To ensure that all high school graduates are prepared for postsecondary education and work, governors and business and education leaders must develop a comprehensive plan for their states to: Restore value to the high school diploma by revising academic standards, upgrading curricula and coursework, and developing assessments that align with the expectations of college and the workplace. Redesign the American high school to provide all students with the higher-level knowledge and skills, educational options, and support they must have to succeed. Give high school students the excellent teachers and principals they need by ensuring teachers and principals have the necessary knowledge and skills and by offering incentives to attract and retain the best and brightest to the neediest schools and subjects. Hold high schools and colleges accountable for student success by setting meaningful benchmarks, intervening in low-performing schools and demanding increased accountability of postsecondary institutions. Streamline educational governance so that the K-12 and postsecondary systems work more closely together.

Download a PDF file of the full action agenda. http://www.2005summit.org/en_US/pdf/actionagenda.pdf

A Call to Action

This action agenda is ambitious, but the need for action has never been more clear or urgent. Governors and state leaders can neither implement all of the ideas overnight nor change the education system on their own. The business community must be a strong advocate for needed reforms and a consistent supporter of the education and political leaders who are implementing them. Parents and taxpayers must continue to demand change. Postsecondary education leaders also must get more involved. Most important, local education officials and the teachers and principals who work in our high schools must rise to the challenge and help lead the way.

We must not let the difficulty of the task sway us from taking the right course.

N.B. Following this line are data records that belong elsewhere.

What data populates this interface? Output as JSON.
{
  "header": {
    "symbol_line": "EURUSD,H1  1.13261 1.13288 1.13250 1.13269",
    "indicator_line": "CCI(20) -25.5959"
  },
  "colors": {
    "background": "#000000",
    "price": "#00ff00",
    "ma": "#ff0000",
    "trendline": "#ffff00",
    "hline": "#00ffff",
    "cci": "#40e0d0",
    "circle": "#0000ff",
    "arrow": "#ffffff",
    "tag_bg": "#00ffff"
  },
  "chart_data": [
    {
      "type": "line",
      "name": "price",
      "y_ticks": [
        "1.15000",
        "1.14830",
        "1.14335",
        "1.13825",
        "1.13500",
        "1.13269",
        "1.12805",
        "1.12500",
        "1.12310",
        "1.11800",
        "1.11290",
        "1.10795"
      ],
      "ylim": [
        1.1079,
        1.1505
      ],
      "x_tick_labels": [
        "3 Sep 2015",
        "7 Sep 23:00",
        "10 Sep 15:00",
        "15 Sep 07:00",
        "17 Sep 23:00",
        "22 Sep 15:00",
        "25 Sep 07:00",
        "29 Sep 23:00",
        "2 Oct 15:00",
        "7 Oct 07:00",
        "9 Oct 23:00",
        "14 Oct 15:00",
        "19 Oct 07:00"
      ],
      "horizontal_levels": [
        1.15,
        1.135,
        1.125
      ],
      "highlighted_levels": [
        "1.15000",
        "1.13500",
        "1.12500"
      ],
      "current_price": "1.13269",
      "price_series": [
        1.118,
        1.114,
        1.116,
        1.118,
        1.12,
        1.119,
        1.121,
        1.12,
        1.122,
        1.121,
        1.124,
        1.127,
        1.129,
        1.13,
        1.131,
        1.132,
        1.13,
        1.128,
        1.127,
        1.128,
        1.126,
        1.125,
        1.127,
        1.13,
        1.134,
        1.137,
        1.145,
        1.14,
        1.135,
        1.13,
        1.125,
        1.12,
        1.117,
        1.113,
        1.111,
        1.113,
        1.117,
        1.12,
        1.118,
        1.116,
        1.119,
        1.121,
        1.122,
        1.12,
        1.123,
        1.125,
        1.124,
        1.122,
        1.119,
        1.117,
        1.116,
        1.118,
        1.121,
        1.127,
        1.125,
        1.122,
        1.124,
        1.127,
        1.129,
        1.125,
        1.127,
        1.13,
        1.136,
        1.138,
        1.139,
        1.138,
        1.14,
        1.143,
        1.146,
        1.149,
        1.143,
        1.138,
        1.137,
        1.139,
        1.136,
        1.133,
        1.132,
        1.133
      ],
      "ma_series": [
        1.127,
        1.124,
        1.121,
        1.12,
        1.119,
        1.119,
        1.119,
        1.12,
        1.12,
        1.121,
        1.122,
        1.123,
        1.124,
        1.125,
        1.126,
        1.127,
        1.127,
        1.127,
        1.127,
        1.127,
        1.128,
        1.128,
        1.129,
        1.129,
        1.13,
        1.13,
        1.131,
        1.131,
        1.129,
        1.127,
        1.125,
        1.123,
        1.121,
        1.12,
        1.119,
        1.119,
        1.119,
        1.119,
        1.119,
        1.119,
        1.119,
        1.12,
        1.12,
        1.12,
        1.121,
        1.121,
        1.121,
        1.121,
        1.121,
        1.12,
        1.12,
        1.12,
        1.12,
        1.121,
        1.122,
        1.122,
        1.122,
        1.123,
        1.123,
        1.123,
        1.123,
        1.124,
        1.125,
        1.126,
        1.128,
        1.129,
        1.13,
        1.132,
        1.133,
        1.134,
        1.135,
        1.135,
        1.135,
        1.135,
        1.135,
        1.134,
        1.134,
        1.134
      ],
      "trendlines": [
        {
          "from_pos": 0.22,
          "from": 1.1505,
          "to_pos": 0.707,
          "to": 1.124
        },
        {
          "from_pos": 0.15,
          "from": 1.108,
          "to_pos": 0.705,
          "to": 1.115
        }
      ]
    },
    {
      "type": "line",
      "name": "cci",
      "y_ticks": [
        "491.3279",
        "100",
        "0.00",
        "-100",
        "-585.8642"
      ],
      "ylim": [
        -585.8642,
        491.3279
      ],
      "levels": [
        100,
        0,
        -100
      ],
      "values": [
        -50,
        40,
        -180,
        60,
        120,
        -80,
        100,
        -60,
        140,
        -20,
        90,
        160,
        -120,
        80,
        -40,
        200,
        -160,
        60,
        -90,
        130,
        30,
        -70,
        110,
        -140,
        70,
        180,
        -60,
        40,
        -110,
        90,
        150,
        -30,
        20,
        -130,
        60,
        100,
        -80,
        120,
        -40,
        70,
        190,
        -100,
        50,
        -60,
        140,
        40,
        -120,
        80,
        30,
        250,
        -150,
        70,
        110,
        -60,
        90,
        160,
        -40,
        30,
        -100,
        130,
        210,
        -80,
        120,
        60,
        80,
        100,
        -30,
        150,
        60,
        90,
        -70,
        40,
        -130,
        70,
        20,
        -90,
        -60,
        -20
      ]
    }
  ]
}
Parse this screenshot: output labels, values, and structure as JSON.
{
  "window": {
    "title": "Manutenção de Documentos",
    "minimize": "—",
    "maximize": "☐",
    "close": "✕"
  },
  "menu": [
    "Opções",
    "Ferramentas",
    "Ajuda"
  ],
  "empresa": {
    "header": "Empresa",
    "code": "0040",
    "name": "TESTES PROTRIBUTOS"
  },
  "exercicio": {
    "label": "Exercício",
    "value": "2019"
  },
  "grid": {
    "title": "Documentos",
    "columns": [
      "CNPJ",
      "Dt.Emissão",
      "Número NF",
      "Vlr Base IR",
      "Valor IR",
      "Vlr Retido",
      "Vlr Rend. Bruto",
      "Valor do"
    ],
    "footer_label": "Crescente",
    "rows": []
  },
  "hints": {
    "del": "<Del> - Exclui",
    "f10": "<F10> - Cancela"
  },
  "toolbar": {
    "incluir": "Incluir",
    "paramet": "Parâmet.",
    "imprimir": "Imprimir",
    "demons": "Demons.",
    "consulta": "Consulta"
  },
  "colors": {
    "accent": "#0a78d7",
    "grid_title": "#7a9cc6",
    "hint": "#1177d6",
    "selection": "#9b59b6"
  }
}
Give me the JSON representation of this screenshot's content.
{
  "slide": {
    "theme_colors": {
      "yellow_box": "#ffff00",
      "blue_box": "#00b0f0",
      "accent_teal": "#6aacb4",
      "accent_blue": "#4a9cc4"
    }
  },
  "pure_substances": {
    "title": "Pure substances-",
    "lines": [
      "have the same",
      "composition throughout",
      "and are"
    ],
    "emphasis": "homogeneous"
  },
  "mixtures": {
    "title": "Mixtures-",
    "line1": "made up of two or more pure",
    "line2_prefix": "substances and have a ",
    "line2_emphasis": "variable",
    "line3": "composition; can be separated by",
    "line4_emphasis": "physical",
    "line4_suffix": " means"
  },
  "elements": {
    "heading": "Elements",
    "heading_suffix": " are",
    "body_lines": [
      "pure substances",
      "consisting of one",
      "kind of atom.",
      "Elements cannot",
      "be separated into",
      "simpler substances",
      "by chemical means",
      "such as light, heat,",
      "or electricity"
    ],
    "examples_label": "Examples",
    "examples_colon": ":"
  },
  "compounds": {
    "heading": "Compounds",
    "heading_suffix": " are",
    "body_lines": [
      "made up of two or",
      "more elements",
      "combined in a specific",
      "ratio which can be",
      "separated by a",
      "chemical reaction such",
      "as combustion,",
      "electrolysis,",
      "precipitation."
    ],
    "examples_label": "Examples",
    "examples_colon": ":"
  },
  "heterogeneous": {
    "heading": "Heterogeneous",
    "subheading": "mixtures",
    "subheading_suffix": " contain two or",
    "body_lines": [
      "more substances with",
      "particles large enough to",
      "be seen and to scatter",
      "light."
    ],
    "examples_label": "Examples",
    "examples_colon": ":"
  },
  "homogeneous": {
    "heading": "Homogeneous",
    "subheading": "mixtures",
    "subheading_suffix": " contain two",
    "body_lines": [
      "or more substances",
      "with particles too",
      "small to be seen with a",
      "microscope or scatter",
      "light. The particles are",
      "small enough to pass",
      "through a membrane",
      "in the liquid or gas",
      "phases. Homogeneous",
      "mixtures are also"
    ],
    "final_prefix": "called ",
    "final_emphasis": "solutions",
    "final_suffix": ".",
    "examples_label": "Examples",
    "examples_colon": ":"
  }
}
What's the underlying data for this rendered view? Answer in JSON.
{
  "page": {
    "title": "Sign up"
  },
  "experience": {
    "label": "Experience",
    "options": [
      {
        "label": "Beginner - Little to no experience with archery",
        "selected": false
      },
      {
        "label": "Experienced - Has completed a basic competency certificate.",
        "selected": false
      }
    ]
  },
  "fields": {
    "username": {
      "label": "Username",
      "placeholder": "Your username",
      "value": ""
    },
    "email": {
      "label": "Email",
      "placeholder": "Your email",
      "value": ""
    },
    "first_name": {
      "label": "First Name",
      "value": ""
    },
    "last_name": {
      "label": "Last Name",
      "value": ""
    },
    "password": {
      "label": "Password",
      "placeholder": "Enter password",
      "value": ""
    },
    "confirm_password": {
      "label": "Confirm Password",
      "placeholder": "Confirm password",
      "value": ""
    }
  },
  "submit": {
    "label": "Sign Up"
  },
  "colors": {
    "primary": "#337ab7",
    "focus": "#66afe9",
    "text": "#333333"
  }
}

We owe it to our youth and our nation to redesign the American high school and make it a cutting-edge institution once again. The future health of our economy and democracy depends on our answering this call to action.